Wall Street’s takeover of the Obama cabinet is now complete. Officially it started on Jan. 32, 2010, on that day the Supreme Court ruled that the government may not ban corporations from political spending on elections. Thus opening the floodgates allowing for corporations to use their vast treasuries to overwhelm elections and intimidate officials into doing their bidding.
Citizens United v. FEC was the landmark court case regarding the political spending of large corporations. Since this allows companies to throw as much money as they want to the political elector of their choice, essentially the Supreme Court has handed more power to the small sector of the population that dominates the economy. One year after this decision was made a poll was taken showing that spending from outside groups had jumped to $294.2 million in 2010 as compared to the $68.9 million spent in 2006 (Kromm). Almost half of that money came from just 10 groups and in 60 out of 75 congressional races, the candidate benefitting the most from outside spending won at an 80 percent win rate. The money that pours into elections is well hidden because independent groups are not required by law to disclose their donations. 7 of the 10 groups did not provide any donor information but they donated nearly $138.5 million, that’s half of the total donations in 2010! A Survey USA poll found out that, when asked whether corporate campaign contributions represent “free speech” or “bribes”, 77 percent of the American population said “bribes” (Kromm).

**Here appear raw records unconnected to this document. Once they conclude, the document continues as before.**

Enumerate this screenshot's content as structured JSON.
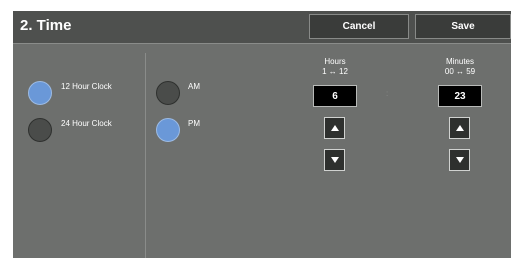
{
  "header": {
    "title": "2. Time",
    "cancel_label": "Cancel",
    "save_label": "Save"
  },
  "clock_format": {
    "options": [
      {
        "label": "12 Hour Clock",
        "selected": true
      },
      {
        "label": "24 Hour Clock",
        "selected": false
      }
    ]
  },
  "meridiem": {
    "options": [
      {
        "label": "AM",
        "selected": false
      },
      {
        "label": "PM",
        "selected": true
      }
    ]
  },
  "hours": {
    "label": "Hours",
    "range": "1 ↔ 12",
    "value": "6"
  },
  "minutes": {
    "label": "Minutes",
    "range": "00 ↔ 59",
    "value": "23"
  },
  "separator": ":",
  "colors": {
    "panel": "#6d6f6d",
    "header": "#4e504e",
    "selected_radio": "#6a98d8",
    "unselected_radio": "#4a4c4a"
  }
}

Why is this so dangerous? Well, now corporate managers can in effect buy elections directly. They can then use the fact that they help these politicians into office to threaten them to vote for a bill that the company may be in favor of. Or else they will simply start a smear campaign against them. With no spending cap on TV ads for companies, the politician who will win is the one that has the most money thrown at them by different companies. A staffer inside the halls of congress summarized the dangers posed to the integrity of the legislative process by the Citizens United case when he asked “How do I say ‘no’ to a deep-pocketed corporate lobbyist who now has all the resources necessary to defeat my boss in the next election?”(Public Citizen) 75 seats in Congress switched parties in the November election and in 60 of those races, the winning candidate reaped more money from outside groups - money that would otherwise not be available if not for Citizens United. There are also no real paper trails to find examples of corporations using general treasury funds on advertisements aimed at influencing the outcome of elections because the Disclose Act was block in Congress.
There is now controversy surrounding this landmark case in regards to Justice Antonin Scalia and Clarence Thomas conflicts of interest. Did these two men have conflicts of interest when voting on this case? The watchdog group Common Cause filed a petition with the...